- [Recorded data]:

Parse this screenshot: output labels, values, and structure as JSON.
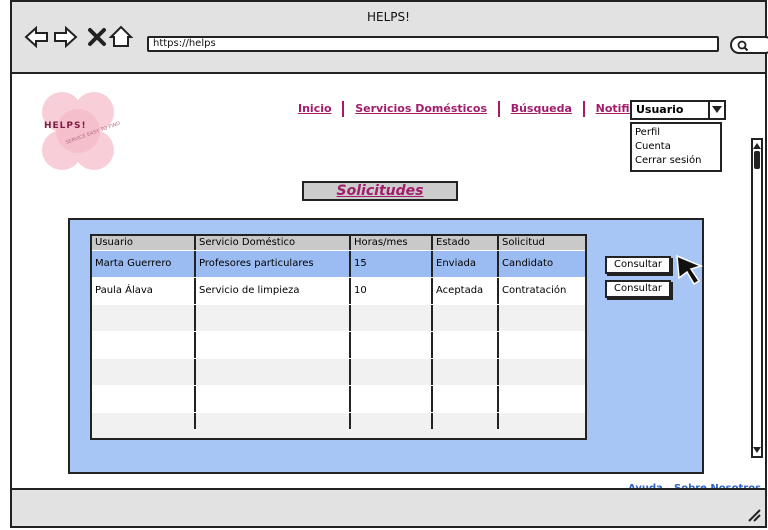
{
  "window": {
    "title": "HELPS!"
  },
  "browser": {
    "url": "https://helps"
  },
  "logo": {
    "name": "HELPS!",
    "tagline": "SERVICE EASY TO FIND"
  },
  "topnav": {
    "items": [
      {
        "label": "Inicio"
      },
      {
        "label": "Servicios Domésticos"
      },
      {
        "label": "Búsqueda"
      },
      {
        "label": "Notificaciones"
      }
    ]
  },
  "user_menu": {
    "selected": "Usuario",
    "options": [
      "Perfil",
      "Cuenta",
      "Cerrar sesión"
    ]
  },
  "section": {
    "title": "Solicitudes"
  },
  "table": {
    "headers": [
      "Usuario",
      "Servicio Doméstico",
      "Horas/mes",
      "Estado",
      "Solicitud"
    ],
    "rows": [
      [
        "Marta Guerrero",
        "Profesores particulares",
        "15",
        "Enviada",
        "Candidato"
      ],
      [
        "Paula Álava",
        "Servicio de limpieza",
        "10",
        "Aceptada",
        "Contratación"
      ]
    ]
  },
  "actions": {
    "consult_label": "Consultar"
  },
  "footer": {
    "help": "Ayuda",
    "about": "Sobre Nosotros"
  },
  "colors": {
    "accent": "#a11d6b",
    "panel": "#a8c6f5",
    "selected_row": "#9bbcf2",
    "link": "#2d63c8"
  }
}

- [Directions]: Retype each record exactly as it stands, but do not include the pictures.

- [Result for this task]:
Parse this screenshot: output labels, values, and structure as JSON.
{
  "window": {
    "title": "HELPS!"
  },
  "browser": {
    "url": "https://helps"
  },
  "logo": {
    "name": "HELPS!",
    "tagline": "SERVICE EASY TO FIND"
  },
  "topnav": {
    "items": [
      {
        "label": "Inicio"
      },
      {
        "label": "Servicios Domésticos"
      },
      {
        "label": "Búsqueda"
      },
      {
        "label": "Notificaciones"
      }
    ]
  },
  "user_menu": {
    "selected": "Usuario",
    "options": [
      "Perfil",
      "Cuenta",
      "Cerrar sesión"
    ]
  },
  "section": {
    "title": "Solicitudes"
  },
  "table": {
    "headers": [
      "Usuario",
      "Servicio Doméstico",
      "Horas/mes",
      "Estado",
      "Solicitud"
    ],
    "rows": [
      [
        "Marta Guerrero",
        "Profesores particulares",
        "15",
        "Enviada",
        "Candidato"
      ],
      [
        "Paula Álava",
        "Servicio de limpieza",
        "10",
        "Aceptada",
        "Contratación"
      ]
    ]
  },
  "actions": {
    "consult_label": "Consultar"
  },
  "footer": {
    "help": "Ayuda",
    "about": "Sobre Nosotros"
  },
  "colors": {
    "accent": "#a11d6b",
    "panel": "#a8c6f5",
    "selected_row": "#9bbcf2",
    "link": "#2d63c8"
  }
}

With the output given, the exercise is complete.